>>
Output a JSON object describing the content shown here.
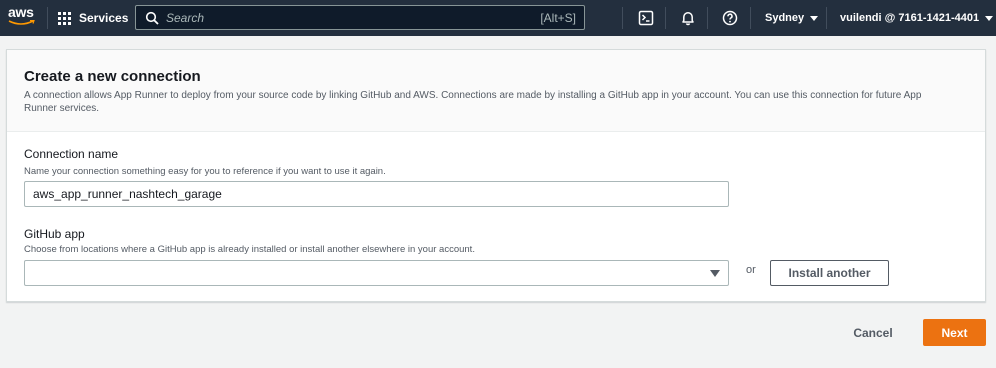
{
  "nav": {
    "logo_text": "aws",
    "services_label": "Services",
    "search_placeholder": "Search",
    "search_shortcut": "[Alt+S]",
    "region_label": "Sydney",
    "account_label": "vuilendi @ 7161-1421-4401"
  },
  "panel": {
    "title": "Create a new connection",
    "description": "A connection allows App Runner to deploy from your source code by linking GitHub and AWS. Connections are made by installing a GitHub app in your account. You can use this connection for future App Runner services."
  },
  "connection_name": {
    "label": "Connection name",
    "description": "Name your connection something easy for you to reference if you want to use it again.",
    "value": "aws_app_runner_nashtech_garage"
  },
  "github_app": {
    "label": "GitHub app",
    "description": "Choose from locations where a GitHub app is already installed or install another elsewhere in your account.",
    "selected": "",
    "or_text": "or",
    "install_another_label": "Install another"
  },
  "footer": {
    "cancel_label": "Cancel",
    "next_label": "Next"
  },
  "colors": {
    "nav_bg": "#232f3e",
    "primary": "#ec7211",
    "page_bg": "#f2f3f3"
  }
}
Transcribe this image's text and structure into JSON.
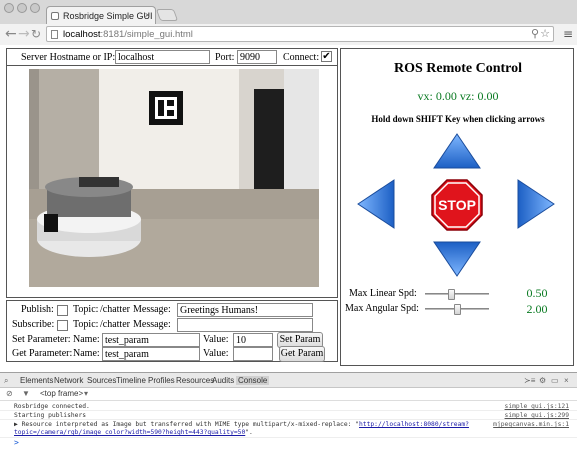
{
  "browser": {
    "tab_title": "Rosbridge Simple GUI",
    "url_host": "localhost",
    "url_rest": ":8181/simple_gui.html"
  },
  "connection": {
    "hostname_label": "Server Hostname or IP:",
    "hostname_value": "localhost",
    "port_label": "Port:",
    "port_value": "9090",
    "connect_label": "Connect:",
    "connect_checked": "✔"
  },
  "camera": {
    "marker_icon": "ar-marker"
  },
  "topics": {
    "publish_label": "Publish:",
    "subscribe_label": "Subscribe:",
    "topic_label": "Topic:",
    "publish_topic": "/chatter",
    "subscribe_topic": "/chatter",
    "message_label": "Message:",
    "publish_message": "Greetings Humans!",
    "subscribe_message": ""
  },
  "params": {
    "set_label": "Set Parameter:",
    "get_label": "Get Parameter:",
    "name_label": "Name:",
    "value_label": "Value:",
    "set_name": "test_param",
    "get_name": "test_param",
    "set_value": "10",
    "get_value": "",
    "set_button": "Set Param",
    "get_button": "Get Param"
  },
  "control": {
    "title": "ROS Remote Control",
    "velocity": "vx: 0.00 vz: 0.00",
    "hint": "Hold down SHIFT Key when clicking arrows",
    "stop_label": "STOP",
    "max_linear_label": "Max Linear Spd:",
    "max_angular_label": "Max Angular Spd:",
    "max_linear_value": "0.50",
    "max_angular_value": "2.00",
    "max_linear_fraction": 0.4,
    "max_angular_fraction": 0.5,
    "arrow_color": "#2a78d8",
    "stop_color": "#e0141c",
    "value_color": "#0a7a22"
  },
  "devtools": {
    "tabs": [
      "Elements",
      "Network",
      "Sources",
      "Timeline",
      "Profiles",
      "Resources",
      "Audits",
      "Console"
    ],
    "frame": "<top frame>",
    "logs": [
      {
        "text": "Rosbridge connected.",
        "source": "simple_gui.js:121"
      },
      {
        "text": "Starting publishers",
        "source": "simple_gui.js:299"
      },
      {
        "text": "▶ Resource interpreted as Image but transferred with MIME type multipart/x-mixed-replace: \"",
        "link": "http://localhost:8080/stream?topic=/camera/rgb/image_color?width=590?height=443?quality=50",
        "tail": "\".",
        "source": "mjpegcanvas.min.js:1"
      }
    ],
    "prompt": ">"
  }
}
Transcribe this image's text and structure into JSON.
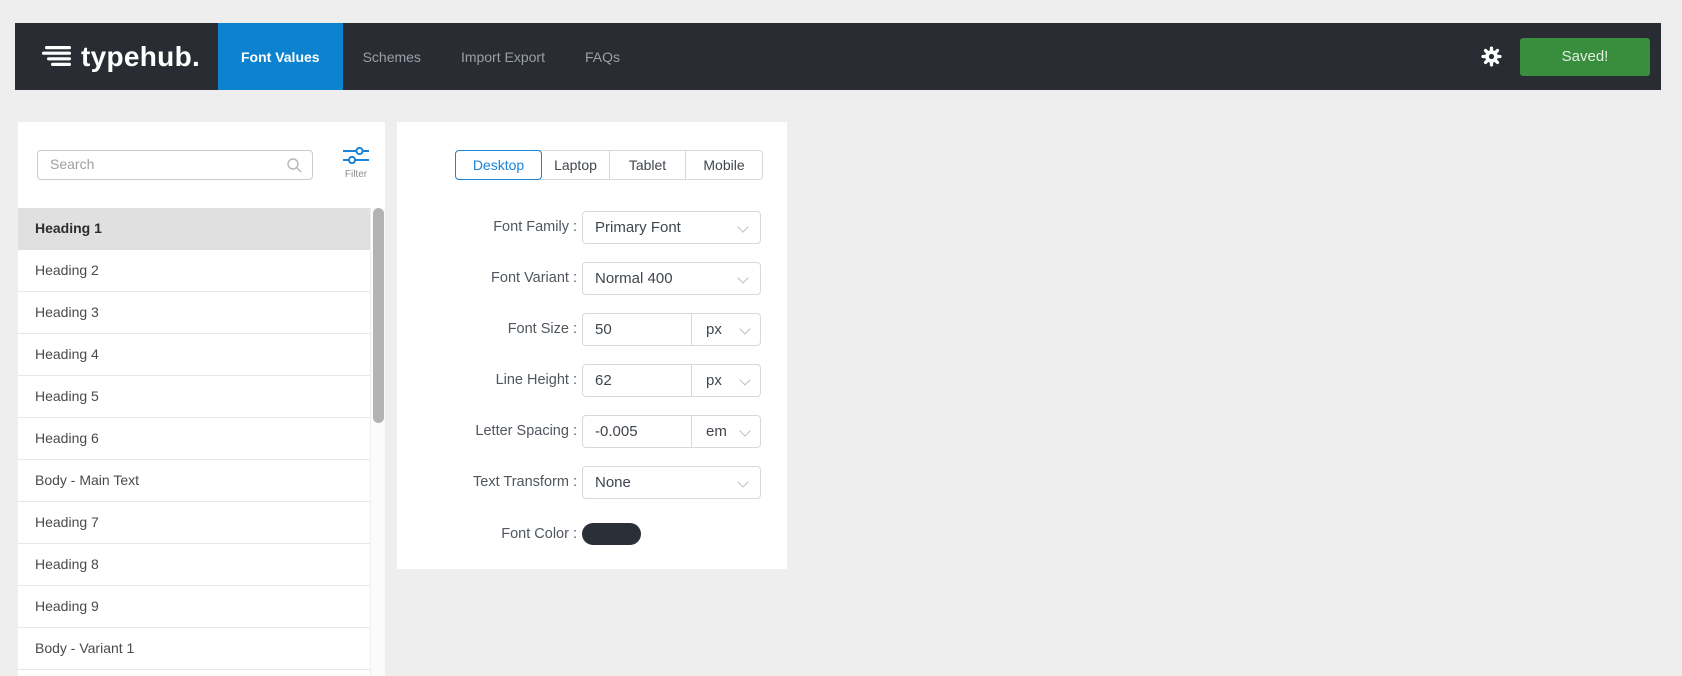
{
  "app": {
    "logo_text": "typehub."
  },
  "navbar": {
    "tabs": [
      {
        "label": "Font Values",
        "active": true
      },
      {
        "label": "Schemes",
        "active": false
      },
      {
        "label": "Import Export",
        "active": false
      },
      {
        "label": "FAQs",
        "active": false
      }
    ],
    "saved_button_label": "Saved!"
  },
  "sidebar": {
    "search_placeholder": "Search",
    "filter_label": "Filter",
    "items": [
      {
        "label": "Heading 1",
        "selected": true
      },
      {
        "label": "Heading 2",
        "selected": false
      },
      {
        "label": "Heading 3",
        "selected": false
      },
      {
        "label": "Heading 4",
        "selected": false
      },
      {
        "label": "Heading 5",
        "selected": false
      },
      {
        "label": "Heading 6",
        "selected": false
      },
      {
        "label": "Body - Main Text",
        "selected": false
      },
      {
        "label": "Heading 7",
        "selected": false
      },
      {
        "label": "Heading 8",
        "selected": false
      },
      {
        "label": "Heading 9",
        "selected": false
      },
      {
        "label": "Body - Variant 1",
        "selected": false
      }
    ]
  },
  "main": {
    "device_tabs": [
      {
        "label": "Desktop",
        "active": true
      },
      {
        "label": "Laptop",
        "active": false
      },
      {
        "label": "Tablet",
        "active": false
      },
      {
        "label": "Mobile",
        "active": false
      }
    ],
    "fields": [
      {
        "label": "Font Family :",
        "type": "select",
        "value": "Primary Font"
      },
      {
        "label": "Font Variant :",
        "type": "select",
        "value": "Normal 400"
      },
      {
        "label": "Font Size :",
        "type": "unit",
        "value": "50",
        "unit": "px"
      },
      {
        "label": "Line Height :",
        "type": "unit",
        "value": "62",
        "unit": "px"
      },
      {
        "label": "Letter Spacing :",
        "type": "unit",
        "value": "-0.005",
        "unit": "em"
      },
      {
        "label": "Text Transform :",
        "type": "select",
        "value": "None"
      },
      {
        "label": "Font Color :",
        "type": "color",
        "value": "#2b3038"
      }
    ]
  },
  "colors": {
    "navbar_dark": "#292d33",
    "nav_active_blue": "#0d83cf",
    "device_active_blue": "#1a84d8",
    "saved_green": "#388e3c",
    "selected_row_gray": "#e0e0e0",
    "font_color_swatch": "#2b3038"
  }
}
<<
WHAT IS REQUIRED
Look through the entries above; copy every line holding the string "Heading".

FINISHED EXERCISE
        "label": "Heading 1",
        "label": "Heading 2",
        "label": "Heading 3",
        "label": "Heading 4",
        "label": "Heading 5",
        "label": "Heading 6",
        "label": "Heading 7",
        "label": "Heading 8",
        "label": "Heading 9",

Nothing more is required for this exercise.